Data supplied

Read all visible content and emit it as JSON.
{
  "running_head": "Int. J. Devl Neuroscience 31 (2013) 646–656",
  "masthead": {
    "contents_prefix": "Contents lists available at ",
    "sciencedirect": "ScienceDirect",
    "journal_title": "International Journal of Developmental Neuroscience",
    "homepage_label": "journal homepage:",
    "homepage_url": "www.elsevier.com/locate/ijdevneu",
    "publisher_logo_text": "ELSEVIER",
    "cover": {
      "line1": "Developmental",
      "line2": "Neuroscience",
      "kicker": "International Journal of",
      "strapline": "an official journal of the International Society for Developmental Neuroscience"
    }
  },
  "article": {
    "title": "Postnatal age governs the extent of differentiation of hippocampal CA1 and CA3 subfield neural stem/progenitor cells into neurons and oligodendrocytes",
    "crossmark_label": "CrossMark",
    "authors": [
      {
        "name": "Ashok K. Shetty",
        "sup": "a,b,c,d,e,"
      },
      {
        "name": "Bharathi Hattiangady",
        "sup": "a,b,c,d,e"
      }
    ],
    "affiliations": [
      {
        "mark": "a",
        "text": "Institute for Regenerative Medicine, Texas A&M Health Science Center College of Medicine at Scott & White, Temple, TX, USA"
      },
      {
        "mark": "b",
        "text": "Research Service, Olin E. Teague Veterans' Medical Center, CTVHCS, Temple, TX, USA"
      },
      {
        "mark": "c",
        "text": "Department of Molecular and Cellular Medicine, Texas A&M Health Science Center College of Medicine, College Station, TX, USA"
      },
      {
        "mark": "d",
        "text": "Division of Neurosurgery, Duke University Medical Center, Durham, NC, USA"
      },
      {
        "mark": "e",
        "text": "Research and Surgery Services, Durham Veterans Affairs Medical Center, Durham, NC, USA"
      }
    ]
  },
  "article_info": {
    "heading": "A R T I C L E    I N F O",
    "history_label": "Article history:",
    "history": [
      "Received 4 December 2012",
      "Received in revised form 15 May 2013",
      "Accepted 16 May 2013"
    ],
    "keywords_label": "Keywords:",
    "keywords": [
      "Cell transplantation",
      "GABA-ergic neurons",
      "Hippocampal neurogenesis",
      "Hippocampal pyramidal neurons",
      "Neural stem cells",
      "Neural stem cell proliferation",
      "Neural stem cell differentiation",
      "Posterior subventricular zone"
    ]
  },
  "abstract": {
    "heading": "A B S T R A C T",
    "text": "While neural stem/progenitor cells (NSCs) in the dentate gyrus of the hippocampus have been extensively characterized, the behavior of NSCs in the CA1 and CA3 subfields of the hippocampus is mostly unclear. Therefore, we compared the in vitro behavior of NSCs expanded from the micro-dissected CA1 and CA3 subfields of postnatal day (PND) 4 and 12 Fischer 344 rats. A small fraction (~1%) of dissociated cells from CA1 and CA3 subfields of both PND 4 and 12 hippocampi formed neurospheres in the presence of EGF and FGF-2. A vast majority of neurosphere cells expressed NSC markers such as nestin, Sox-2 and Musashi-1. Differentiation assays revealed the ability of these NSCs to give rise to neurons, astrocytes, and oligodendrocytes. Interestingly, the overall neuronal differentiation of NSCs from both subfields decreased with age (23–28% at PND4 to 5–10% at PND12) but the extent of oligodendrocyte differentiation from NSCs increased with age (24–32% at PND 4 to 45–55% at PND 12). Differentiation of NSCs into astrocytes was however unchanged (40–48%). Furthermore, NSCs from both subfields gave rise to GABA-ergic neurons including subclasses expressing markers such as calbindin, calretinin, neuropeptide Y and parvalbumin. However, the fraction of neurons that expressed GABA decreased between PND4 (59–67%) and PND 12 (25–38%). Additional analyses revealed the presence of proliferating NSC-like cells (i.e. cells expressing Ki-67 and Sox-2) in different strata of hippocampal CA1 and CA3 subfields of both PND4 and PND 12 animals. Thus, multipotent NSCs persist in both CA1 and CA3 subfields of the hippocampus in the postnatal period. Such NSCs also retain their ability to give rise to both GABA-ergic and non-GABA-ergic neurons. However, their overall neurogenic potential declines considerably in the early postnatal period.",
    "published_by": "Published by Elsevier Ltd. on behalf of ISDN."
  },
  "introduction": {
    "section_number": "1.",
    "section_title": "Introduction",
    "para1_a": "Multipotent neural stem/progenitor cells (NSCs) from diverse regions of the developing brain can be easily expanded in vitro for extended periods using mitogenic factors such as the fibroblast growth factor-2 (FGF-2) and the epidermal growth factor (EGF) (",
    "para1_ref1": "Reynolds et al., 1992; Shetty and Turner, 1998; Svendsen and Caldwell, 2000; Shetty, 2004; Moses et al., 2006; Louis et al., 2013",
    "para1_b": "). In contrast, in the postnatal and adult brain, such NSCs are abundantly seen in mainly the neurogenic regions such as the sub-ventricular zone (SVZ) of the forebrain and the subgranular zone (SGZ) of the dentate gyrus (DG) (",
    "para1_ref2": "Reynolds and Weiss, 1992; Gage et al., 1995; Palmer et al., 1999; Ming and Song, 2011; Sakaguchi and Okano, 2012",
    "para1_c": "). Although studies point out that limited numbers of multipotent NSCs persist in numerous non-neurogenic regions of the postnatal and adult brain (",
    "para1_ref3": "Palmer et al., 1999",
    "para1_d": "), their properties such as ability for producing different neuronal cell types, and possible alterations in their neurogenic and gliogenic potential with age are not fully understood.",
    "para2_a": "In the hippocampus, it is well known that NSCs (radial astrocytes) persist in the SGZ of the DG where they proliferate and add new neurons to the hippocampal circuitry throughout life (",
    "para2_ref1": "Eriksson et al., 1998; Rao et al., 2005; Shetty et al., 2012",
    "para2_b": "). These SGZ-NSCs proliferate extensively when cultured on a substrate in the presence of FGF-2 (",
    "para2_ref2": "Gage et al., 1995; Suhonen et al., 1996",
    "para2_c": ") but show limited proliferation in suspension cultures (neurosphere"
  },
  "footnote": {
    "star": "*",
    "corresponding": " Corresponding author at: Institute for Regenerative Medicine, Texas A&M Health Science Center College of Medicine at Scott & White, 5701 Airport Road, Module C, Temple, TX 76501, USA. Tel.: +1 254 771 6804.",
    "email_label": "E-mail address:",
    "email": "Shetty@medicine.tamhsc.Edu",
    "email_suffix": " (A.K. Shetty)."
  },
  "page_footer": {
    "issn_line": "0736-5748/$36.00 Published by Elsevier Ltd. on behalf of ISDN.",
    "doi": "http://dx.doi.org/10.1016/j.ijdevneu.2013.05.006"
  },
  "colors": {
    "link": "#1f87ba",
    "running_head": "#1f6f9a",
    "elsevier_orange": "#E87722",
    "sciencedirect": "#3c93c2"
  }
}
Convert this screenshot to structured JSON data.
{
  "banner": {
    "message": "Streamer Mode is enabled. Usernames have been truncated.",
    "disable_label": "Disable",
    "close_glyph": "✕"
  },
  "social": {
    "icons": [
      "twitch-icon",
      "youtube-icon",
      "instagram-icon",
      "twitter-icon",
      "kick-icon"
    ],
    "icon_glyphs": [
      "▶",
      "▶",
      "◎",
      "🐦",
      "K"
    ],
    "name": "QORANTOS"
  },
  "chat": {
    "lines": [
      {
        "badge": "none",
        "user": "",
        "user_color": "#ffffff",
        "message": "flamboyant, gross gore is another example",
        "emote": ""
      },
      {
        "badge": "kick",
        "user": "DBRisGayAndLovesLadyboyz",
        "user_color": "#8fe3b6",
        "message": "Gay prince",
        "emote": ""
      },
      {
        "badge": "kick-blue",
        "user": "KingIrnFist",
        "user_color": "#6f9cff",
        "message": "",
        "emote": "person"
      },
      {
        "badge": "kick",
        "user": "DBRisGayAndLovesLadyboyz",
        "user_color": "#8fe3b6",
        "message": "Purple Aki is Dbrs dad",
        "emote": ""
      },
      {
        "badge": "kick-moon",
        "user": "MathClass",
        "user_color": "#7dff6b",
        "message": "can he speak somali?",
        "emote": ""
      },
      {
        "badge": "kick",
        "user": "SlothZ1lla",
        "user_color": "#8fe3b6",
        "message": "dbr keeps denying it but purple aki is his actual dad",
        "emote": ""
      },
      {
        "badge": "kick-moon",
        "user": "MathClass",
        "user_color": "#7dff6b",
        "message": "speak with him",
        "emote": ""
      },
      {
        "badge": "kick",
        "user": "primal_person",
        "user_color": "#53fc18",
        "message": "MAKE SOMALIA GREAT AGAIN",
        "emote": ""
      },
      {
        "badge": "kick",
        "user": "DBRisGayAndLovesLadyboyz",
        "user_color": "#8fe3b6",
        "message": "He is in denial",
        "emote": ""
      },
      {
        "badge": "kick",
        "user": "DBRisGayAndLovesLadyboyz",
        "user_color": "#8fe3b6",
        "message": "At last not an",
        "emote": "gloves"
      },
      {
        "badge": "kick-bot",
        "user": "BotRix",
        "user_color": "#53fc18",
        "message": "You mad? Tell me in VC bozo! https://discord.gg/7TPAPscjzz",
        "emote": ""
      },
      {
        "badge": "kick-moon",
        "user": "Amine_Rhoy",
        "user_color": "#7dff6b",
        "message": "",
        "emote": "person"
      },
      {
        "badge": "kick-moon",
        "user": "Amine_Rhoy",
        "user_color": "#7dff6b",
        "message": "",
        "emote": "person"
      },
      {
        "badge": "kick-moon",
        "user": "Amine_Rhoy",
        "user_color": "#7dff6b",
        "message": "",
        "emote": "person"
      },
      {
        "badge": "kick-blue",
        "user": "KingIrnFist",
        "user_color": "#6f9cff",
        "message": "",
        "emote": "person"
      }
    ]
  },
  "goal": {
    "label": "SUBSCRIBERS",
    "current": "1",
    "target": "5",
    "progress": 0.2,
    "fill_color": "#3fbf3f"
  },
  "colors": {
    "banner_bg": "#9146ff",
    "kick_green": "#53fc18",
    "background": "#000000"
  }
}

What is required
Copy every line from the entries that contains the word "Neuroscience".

Exercise result
  "running_head": "Int. J. Devl Neuroscience 31 (2013) 646–656",
    "journal_title": "International Journal of Developmental Neuroscience",
      "line2": "Neuroscience",
      "strapline": "an official journal of the International Society for Developmental Neuroscience"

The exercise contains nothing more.